[Component data from apps and pages]

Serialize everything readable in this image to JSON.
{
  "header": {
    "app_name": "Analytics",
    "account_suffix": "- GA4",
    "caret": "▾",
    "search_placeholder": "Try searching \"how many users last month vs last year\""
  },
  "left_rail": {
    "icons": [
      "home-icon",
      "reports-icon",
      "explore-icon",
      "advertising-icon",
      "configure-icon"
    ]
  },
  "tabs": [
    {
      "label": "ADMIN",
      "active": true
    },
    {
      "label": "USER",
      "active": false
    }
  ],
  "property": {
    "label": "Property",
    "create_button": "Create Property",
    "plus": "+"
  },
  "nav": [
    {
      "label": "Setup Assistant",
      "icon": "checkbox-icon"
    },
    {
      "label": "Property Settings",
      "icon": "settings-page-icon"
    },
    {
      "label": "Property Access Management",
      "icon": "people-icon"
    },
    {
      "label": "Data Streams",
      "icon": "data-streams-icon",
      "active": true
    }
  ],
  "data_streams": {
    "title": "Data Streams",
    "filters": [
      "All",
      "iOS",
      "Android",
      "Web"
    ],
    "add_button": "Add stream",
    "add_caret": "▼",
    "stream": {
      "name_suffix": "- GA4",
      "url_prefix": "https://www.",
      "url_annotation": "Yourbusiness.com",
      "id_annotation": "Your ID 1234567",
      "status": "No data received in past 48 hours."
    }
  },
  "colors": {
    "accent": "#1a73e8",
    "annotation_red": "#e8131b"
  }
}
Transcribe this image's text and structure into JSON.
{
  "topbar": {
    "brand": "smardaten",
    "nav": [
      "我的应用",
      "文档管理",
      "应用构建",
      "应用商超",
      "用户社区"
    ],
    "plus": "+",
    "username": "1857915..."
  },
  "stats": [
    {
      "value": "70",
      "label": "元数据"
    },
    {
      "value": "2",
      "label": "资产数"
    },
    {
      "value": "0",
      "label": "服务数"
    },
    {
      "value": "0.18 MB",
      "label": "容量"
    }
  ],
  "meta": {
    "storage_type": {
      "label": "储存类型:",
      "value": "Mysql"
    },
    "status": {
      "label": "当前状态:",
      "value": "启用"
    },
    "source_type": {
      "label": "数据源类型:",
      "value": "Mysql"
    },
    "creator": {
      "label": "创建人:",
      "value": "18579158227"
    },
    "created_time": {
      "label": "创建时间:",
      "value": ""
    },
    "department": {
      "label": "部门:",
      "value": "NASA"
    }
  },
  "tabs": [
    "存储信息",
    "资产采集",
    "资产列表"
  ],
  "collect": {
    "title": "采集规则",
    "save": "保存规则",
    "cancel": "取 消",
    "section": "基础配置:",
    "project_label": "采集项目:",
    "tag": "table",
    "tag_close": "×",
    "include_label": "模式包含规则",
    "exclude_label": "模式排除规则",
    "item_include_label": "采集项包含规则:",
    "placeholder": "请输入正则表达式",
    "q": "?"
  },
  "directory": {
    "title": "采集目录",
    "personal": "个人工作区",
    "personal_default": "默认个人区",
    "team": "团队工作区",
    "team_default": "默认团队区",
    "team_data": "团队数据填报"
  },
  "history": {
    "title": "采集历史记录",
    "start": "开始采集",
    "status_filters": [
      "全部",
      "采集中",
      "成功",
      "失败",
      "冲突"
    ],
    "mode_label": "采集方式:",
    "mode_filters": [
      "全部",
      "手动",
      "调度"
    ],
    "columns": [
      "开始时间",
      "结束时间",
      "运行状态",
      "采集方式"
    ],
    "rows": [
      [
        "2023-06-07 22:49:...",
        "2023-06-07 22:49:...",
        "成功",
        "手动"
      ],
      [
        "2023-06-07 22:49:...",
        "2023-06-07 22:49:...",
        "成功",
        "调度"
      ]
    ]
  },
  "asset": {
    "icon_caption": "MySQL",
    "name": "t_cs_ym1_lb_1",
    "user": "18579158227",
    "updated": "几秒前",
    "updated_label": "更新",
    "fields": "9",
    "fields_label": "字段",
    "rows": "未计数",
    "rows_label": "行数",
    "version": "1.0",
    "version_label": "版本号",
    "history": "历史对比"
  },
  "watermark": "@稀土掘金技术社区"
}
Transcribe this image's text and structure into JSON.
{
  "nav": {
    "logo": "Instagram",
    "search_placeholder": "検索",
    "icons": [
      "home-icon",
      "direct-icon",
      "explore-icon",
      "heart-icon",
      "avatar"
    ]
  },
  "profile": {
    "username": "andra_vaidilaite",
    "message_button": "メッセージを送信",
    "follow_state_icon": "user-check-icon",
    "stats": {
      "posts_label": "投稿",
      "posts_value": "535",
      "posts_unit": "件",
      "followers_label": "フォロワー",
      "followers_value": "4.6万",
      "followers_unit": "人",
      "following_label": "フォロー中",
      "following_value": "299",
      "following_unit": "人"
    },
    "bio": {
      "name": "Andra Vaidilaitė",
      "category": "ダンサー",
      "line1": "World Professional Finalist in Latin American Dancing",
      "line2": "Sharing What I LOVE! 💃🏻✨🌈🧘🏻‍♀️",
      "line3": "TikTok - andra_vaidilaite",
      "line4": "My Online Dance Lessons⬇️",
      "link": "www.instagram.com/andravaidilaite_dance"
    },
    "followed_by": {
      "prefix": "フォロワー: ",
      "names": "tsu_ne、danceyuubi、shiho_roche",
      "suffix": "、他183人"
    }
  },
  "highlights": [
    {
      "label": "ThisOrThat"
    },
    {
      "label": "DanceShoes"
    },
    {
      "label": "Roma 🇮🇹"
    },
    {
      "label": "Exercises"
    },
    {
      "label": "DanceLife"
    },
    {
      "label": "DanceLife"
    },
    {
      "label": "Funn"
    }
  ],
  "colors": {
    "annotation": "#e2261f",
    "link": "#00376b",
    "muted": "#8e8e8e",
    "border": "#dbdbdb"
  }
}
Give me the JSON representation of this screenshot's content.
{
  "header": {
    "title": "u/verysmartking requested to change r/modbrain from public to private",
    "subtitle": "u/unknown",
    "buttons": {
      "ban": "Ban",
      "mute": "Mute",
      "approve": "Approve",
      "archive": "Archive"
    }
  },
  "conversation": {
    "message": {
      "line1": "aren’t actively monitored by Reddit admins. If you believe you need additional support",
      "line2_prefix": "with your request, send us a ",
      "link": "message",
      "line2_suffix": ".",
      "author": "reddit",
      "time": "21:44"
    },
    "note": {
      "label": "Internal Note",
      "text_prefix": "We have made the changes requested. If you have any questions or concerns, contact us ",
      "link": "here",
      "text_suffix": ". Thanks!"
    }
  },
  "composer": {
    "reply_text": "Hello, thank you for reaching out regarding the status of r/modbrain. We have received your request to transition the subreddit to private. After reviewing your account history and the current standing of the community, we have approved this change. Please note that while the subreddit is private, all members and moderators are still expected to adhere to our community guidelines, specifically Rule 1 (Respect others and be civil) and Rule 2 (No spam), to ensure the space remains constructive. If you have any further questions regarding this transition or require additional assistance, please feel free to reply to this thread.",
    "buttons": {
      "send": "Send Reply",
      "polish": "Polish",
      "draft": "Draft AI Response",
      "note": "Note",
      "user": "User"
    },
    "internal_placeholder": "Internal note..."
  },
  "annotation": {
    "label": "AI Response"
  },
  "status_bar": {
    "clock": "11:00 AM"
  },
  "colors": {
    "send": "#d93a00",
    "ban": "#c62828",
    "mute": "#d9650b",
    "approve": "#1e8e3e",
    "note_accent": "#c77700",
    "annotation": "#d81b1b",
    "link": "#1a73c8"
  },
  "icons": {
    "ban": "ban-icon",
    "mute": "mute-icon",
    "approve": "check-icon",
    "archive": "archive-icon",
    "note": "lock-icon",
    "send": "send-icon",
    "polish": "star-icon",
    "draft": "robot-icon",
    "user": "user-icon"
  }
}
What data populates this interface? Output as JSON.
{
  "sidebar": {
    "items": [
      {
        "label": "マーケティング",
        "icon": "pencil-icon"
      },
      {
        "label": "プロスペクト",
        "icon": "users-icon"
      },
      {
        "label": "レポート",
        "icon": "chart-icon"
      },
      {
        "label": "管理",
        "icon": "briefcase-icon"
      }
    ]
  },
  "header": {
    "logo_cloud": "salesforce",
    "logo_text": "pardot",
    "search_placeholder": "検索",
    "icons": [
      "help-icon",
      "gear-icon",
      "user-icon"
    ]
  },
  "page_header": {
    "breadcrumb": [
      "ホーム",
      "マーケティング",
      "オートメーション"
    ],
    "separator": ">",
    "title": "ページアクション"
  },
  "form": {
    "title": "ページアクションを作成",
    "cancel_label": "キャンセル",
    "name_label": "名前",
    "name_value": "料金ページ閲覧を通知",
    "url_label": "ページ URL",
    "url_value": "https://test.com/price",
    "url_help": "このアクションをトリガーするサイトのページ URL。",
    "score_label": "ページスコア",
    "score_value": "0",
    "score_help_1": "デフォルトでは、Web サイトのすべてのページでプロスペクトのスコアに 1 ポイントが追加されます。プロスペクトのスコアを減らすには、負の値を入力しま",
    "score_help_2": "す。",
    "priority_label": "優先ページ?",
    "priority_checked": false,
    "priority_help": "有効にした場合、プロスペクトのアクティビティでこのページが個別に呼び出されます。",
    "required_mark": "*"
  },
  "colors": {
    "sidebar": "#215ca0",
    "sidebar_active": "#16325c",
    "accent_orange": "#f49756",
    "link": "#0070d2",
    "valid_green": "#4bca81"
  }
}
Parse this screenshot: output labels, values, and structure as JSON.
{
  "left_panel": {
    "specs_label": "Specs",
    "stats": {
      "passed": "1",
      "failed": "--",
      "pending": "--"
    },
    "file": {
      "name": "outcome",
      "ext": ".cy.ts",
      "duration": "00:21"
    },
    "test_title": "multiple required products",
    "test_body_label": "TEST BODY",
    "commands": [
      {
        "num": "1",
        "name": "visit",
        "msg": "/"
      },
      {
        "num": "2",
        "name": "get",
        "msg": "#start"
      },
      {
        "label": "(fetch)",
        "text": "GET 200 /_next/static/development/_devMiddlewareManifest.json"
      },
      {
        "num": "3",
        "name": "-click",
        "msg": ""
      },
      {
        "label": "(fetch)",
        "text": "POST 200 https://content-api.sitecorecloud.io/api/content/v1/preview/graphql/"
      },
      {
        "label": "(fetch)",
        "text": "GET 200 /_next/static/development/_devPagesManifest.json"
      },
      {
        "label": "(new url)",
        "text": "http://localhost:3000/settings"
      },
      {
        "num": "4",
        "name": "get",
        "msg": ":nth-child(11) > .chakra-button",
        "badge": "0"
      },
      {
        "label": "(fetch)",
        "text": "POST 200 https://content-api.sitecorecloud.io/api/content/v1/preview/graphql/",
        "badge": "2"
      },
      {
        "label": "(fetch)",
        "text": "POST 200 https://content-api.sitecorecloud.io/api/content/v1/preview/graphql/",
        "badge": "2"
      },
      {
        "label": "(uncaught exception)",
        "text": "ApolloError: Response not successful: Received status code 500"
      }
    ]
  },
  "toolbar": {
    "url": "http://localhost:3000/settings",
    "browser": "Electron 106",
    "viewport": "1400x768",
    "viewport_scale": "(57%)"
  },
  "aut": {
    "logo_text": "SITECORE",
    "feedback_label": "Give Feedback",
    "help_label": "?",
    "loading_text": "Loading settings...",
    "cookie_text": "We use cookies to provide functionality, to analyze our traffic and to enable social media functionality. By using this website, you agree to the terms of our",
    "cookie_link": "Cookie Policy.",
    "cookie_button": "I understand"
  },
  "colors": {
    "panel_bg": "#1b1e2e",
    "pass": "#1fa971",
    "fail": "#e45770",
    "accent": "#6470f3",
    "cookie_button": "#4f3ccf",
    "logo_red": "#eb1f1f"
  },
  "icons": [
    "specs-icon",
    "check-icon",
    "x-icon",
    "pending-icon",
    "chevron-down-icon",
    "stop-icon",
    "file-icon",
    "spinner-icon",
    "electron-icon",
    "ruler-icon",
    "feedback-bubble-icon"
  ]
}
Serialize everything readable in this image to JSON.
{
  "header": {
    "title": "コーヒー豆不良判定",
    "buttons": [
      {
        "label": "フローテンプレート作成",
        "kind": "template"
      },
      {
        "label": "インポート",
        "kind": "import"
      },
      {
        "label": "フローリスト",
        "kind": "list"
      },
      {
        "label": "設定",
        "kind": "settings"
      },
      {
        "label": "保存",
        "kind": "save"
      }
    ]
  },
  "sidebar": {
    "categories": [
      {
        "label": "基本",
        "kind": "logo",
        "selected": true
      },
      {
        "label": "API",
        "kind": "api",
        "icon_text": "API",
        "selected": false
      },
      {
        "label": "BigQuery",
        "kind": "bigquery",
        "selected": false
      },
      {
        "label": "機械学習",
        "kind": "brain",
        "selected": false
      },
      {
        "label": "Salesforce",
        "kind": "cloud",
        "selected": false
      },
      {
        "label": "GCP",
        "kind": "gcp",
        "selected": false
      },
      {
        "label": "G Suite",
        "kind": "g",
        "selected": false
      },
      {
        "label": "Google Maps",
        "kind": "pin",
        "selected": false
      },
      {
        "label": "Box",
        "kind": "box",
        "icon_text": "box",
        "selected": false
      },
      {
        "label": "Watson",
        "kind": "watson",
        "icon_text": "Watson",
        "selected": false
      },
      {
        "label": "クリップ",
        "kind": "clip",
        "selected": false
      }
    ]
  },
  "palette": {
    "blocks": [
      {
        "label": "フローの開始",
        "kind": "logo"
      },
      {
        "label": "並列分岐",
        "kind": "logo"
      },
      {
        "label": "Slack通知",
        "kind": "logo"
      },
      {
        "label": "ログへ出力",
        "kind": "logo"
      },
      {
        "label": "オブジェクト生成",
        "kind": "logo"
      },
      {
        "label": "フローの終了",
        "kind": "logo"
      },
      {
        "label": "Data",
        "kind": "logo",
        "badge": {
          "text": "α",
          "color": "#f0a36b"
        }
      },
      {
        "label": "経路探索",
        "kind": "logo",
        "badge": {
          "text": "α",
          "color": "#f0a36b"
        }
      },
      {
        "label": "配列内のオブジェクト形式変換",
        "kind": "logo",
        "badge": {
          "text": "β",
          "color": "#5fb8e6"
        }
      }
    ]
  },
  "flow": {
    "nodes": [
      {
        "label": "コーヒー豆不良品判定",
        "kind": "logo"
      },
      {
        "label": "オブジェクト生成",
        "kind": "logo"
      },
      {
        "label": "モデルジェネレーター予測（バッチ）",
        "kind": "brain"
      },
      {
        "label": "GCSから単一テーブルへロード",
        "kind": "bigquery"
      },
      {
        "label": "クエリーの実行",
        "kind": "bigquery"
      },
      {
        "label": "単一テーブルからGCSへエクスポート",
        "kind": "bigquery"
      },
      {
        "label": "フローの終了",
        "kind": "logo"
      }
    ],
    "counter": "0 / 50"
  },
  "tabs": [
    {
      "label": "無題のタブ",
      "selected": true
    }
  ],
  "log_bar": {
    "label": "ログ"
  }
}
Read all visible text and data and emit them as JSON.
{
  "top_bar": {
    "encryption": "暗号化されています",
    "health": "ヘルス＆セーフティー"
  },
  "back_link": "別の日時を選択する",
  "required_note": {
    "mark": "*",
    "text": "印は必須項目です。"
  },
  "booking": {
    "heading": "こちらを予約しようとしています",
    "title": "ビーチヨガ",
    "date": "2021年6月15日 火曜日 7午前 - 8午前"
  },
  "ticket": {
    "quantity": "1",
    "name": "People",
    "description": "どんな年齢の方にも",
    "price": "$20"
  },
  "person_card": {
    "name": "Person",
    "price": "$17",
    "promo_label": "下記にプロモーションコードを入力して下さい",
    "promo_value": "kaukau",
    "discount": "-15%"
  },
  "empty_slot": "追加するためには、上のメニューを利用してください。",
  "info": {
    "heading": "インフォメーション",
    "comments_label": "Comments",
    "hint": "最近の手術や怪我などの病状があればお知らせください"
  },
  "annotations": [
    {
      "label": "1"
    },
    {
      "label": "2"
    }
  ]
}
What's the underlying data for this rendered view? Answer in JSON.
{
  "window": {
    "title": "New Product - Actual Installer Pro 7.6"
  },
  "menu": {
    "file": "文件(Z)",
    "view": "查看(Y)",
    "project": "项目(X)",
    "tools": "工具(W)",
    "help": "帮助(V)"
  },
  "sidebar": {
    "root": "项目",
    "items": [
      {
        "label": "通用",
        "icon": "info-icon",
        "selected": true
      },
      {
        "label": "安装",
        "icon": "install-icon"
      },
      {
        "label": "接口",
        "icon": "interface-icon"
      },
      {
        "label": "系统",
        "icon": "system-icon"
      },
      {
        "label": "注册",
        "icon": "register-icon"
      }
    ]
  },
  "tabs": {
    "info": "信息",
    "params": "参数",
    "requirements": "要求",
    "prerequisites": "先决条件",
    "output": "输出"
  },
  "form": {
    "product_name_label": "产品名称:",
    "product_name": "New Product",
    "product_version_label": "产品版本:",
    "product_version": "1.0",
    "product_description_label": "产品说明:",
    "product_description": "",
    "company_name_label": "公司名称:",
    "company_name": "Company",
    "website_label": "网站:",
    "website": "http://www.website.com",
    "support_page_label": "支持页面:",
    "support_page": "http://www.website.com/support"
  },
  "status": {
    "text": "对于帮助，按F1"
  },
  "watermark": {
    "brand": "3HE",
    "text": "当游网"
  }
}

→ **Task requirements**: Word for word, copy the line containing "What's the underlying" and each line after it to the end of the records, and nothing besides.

→ **Task solution**:
What's the underlying data for this rendered view? Answer in JSON.
{
  "window": {
    "title": "New Product - Actual Installer Pro 7.6"
  },
  "menu": {
    "file": "文件(Z)",
    "view": "查看(Y)",
    "project": "项目(X)",
    "tools": "工具(W)",
    "help": "帮助(V)"
  },
  "sidebar": {
    "root": "项目",
    "items": [
      {
        "label": "通用",
        "icon": "info-icon",
        "selected": true
      },
      {
        "label": "安装",
        "icon": "install-icon"
      },
      {
        "label": "接口",
        "icon": "interface-icon"
      },
      {
        "label": "系统",
        "icon": "system-icon"
      },
      {
        "label": "注册",
        "icon": "register-icon"
      }
    ]
  },
  "tabs": {
    "info": "信息",
    "params": "参数",
    "requirements": "要求",
    "prerequisites": "先决条件",
    "output": "输出"
  },
  "form": {
    "product_name_label": "产品名称:",
    "product_name": "New Product",
    "product_version_label": "产品版本:",
    "product_version": "1.0",
    "product_description_label": "产品说明:",
    "product_description": "",
    "company_name_label": "公司名称:",
    "company_name": "Company",
    "website_label": "网站:",
    "website": "http://www.website.com",
    "support_page_label": "支持页面:",
    "support_page": "http://www.website.com/support"
  },
  "status": {
    "text": "对于帮助，按F1"
  },
  "watermark": {
    "brand": "3HE",
    "text": "当游网"
  }
}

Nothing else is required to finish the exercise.